Note: This is the full version of an hour-long conversation with Mackey. For an abridged, five-minute version, go here.
When he started his first organic food store in Austin, Texas in 1978, Whole Foods Market CEO and co-founder John Mackey had no idea that he would eventually usher in not just a revolution in how we shop but what we buy. If you dig being able to buy dozens of types of once-exotic apples, or cheese, or wine, or soaps, or countless other items, you can thank Mackey in part for helping to create cathedrals of commerce that have vastly enriched our day-to-day lives and vastly expanded our palates. (Full disclosure: Mackey has contributed to Reason Foundation, the nonprofit that publishes this website.)
In August, Mackey became one of the most controversial businessmen in America when he penned an op-ed for The Wall Street Journal outlining his company's free-market-oriented health care system and offering eight concrete reforms that would reduce costs and improve access. Noting that health care is not "a right" as that term is properly understood, Mackey forcefully argued that increasing government intervention into health care is precisely the wrong thing to do: "The last thing our country needs is a massive new health-care entitlement that will create hundreds of billions of dollars of new unfunded deficits and move us much closer to a government takeover of our health-care system. Instead, we should be trying to achieve reforms by moving in the opposite direction—toward less government control and more individual empowerment."
The response from the left to Mackey's op-ed was swift: Advocates of single-payer health care, union activists, and others called for protests at and boycotts of Whole Foods, despite the fact that the company provides affordable and well-regarded coverage to its employees.
As a cutting-edge entrepreneur who is comfortable quoting astrological signs and Ludwig von Mises, who practices veganism and sells some of the best meat in America, and who chases profits and is an outspoken advocate of charitable giving, Mackey confounds conventional political categories. As an advocate of what he calls "conscious capitalism," Mackey is that rarest of businessman: an articulate and passionate defender of free enterprise and free individuals.

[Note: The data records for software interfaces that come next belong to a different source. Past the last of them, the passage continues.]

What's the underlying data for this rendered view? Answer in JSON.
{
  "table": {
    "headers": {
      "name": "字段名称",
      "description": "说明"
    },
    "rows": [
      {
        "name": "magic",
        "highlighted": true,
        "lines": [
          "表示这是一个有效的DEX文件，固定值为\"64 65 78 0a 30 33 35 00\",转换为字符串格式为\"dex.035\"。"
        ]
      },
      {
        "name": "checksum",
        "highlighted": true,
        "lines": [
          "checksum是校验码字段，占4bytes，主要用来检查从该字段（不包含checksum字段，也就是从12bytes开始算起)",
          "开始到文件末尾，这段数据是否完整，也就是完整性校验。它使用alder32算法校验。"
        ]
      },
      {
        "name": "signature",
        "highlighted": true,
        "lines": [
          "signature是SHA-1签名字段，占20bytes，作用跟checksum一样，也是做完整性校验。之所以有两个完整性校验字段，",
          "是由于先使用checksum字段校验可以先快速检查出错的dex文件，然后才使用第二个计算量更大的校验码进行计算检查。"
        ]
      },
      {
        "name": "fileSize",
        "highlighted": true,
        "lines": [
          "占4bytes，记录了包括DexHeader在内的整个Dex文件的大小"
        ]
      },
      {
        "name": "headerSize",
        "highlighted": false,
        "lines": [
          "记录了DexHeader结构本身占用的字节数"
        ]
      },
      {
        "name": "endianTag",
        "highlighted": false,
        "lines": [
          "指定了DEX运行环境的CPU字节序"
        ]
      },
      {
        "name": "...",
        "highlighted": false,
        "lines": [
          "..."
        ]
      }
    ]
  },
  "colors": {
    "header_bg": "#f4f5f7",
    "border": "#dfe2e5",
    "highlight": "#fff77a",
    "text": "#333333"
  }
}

In late September, Mackey sat down with Reason's Matt Welch and Nick Gillespie to talk about health care reform, corporate social responsibility (on which Mackey has written for Reason), why government interventions rarely achieve their goals, and how Mackey came to his unstinting belief in free markets.
Approximately five minutes. Shot by Dan Hayes and Meredith Bragg. Edited by Meredith Bragg.
This is the full version of an hour-long conversation with Mackey. For an abridged, five-minute version, go here or click below.